The year 2017 may well be remembered in indigenous rights history for the Standing Rock Sioux protests against the Dakota Access Pipeline — a monumental, headline-grabbing, months-long battle that drew massive attention to native land rights.
Thousands of “water warriors” withstood water cannons, concussion grenades, police dogs, and batons in their quest to protect tribe land and water from development, until US President Donald Trump issued an executive order in February to move forward with construction of the gas pipeline, dealing a huge blow to activists.
But for every crushing defeat Indigenous activists have experienced, there have been moments of success, as well. Many of these fights never reached the level of press attention the Dakota Access Pipeline garnered, but nonetheless protected sacred lands and set important environmental precedents.
The Global Goals for Sustainable Development enshrine climate action as one of 17 requisites for ending extreme poverty, and indigenous groups are often at the front lines of these battles.

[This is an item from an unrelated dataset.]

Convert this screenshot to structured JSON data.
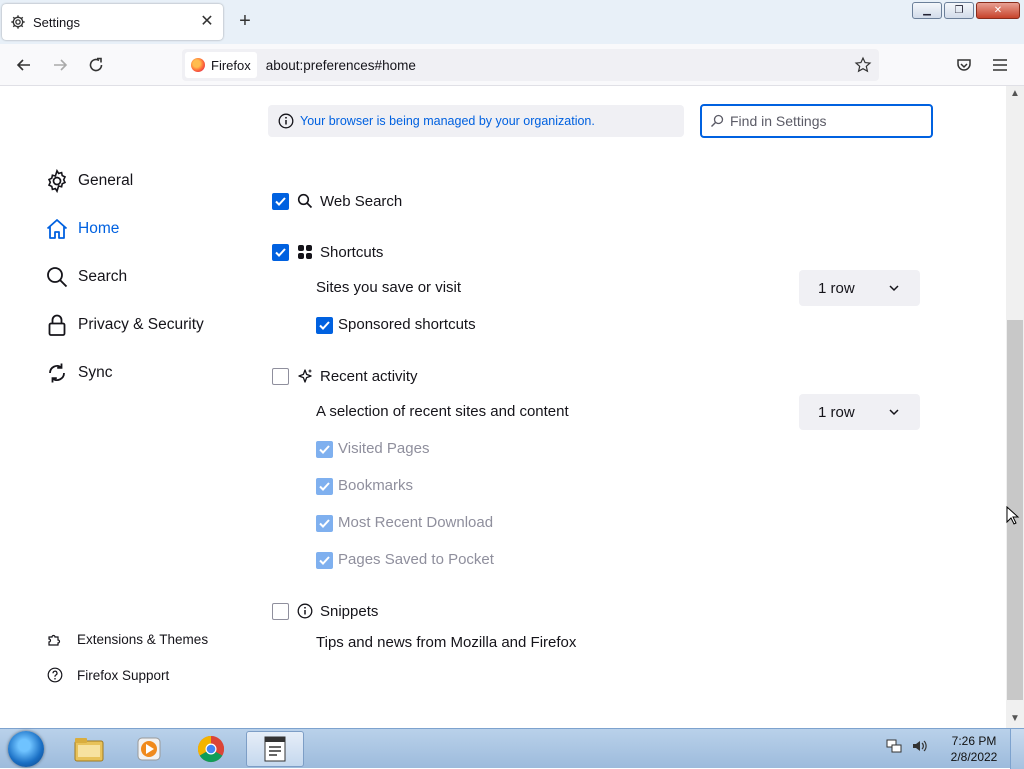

You can take action here.
Most recently, Indigenous land rights activists secured a major victory in Brazil, after a federal court blocked President Michel Temer’s attempt to open the Amazon rainforest to gold mining.
Similar victories have taken place in other countries around the world — from Canada to Kenya.
Global Citizen is bringing you seven monumental land rights cases you may not have heard of this year:
This August, the Canadian province of British Columbia shot down a $5.5 billion pipeline expansion project that threatened the water supply of 90% of the local First Nations indigenous group in the area. The province said that developers must “meaningfully” consult local indigenous tribes before moving forward with the project, according to Reuters.
In July, a federal court recognized an “exclusive native title claim” for the indigenous Yindjibarndi people, giving them back an area of land that’s been used for heavy mining by the Fortescue Metals Group. The decision on the case, which was first brought to court in 2003, was called a “landmark” victory for aboriginal rights.
In May, the African Court on Human and Peoples Rights ruled in favor of an indigenous hunter-gatherer Kenyan tribe called the Ogiek, saying that the government violated their rights by evicting them from their land dating back to 1911.
“In this one ruling, the court has both affirmed the Ogiek’s right to live freely on their ancestral land, and proved to the continent that regional justice mechanisms work,” Amnesty International’s Regional Director for East Africa, the Horn and the Great Lakes, said.
Two international oil companies, one French and one Canadian, were given a slap on the wrist by a Peruvian court this March, when the court ruled they must consult indigenous Awajun and Wampis communities before drilling in indigenous lands.
The court case, brought before the Inter-American Commission on Human Rights in Washington, was said to be the first to be successfully litigated against an oil company in Peru, but advocates warned the damage was already done, citing polluted streams and rivers that have seeped chemicals into water for drinking, cooking, washing, and bathing.
This January, a provincial court in Ecuador ruled “partially” in favor of an Afro-Ecuadorian indigenous group called the Canton, saying two oil palm companies — Los Andes and Palesema Oil Palm Companies — were responsible for “social and environmental damages” against the indigenous tribe. It was the world’s first civil court case where Nature was considered to be a third-party and “subject of rights,” along with the tribe.
6/ New Zealand
This March, after a fight by Indigenous Maori tribes lasting more than 140 years, the country of New Zealand declared the 90-mile Whanganui River — revered by the Maori — to have the same legal rights as a human, NPR reported. The decision, approved in a parliamentary vote, also earmarked $30 million to improve the river’s health, in a major win for the environment, as well.
Just four days into 2017, the government of Indonesia granted land rights to nine separate Indigenous tribes in accordance with a 2013 court case that put rainforest land rights into the hands of the Indigenous Peoples Alliance of the Archipelago (IPAA). Although the decision took place more than four year ago, the January announcement marked the first official establishment of “customary forests” to be handed over to the IPAA.